Ken Wissoker
is the Editorial Director of Duke University Press, acquiring books in anthropology, cultural studies and social theory; globalization and post-colonial theory; Asian, African, and American studies; music, film and television; race, gender and sexuality; science studies; and other areas in the humanities, social sciences, media, and the arts. He joined the Press as an Acquisitions Editor in 1991; became Editor-in-Chief in 1997; and was named Editorial Director in 2005. In addition to his duties at the Press, he serves as Director of Intellectual Publics at The Graduate Center, CUNY in New York City.

He has published over a thousand books which have won over 100 prizes. Among the authors whose books he has published are Stuart Hall, Donna Haraway, Achille Mbembe, Eve Kosofsky Sedgwick, Jack Halberstam, Charles Taylor, Lisa Lowe, Lauren Berlant, Brian Massumi, Arjun Appadurai, Sara Ahmed, Fred Moten, Chandra Mohanty, and CherrĂ­e Moraga. He has written on publishing for The Chronicle of Higher Education and in Cinema Journal, and writes a column for the Japanese cultural studies journal “5.” He speaks regularly on publishing at universities in the US and around the world.

Wissoker is the author of the Cinema Journal essay “The Future of the Book as a Media Project" and the earlier Chronicle of Higher Education articles "Scholarly Monographs Are Flourishing, Not Dying" and "Negotiating a Passage between Disciplinary Borders" the latter of which was later reprinted with responses from five social scientists in the Social Science Research Council newsletter, Items and Issues.  A three-part interview with him by Adeline Koh appeared in April 2013 on the Prof. Hacker blog.

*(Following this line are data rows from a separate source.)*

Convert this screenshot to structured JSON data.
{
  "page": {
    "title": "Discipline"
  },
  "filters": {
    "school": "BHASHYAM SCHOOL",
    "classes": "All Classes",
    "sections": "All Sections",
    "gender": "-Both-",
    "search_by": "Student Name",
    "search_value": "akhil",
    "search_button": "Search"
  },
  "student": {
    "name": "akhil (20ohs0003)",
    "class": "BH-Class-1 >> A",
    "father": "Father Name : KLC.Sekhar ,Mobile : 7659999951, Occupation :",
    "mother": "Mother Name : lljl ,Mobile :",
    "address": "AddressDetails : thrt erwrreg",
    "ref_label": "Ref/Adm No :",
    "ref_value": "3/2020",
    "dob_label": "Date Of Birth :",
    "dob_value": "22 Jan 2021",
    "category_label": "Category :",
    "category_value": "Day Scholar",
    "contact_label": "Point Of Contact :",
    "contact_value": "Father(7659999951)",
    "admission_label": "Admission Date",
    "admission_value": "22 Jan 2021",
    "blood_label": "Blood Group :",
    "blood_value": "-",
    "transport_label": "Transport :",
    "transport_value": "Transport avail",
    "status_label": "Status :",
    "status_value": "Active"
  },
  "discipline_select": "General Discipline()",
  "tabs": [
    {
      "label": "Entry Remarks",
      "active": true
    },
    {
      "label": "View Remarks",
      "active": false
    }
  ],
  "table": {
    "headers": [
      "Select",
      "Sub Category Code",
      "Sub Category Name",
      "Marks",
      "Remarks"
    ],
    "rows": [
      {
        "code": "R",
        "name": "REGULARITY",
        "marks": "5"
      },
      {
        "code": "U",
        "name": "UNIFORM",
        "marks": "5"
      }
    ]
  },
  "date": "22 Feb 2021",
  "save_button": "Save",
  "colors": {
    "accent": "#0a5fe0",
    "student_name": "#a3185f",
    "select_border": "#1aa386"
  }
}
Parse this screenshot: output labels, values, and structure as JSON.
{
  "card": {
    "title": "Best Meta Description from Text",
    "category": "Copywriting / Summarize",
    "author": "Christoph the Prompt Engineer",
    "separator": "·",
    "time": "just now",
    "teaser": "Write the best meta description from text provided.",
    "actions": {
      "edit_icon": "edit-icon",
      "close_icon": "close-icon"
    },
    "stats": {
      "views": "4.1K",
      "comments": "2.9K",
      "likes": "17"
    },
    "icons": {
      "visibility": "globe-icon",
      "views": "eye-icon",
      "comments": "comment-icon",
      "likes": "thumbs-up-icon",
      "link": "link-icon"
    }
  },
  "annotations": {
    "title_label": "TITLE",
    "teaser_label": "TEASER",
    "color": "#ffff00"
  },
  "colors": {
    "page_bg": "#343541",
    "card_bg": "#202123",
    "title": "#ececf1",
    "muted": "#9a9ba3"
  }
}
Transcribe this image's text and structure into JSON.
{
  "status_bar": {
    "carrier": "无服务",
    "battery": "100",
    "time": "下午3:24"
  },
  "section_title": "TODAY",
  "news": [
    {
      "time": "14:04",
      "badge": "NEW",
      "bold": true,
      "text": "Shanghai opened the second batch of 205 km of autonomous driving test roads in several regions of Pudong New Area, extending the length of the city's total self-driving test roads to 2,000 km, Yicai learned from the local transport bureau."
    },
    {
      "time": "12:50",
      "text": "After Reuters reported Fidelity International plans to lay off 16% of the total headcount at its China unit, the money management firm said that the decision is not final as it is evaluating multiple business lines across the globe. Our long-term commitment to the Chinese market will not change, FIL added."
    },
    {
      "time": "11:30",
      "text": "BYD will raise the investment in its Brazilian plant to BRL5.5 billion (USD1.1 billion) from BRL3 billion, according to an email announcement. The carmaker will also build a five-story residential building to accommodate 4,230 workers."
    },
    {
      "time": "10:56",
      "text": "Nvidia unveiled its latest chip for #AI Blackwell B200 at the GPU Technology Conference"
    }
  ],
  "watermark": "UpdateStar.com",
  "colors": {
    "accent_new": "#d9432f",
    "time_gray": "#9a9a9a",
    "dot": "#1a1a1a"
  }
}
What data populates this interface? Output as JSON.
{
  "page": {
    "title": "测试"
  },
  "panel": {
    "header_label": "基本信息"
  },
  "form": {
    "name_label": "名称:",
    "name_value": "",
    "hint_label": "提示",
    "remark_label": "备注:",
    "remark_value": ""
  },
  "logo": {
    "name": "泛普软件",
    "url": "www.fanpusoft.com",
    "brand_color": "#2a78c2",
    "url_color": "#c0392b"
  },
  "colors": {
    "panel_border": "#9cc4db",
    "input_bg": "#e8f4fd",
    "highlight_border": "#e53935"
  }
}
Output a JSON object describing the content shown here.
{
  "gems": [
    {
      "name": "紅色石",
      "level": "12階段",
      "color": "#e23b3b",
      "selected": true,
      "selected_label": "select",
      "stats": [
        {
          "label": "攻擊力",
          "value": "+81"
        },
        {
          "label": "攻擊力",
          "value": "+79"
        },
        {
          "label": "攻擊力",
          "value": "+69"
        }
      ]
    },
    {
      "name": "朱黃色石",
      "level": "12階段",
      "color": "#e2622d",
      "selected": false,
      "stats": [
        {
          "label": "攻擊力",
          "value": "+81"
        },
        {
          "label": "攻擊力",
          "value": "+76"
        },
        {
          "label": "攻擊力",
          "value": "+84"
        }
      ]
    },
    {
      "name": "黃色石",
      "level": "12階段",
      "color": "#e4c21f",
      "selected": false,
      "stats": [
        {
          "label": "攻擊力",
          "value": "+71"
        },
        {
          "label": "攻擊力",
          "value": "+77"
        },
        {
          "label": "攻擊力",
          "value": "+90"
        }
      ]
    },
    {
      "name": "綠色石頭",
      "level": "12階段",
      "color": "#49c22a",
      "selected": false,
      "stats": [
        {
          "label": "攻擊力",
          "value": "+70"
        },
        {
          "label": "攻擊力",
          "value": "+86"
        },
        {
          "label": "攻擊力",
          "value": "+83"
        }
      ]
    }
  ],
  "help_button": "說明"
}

Chelsea Largent is the 2020-2021 Presidential Research Fellow for Intellectual Publics. She is a PhD Candidate in the department of Comparative Literature working in French, German and English. Her work focuses primarily on writing relationality and queer subjectivity in 19th -21st century autobiographical fiction.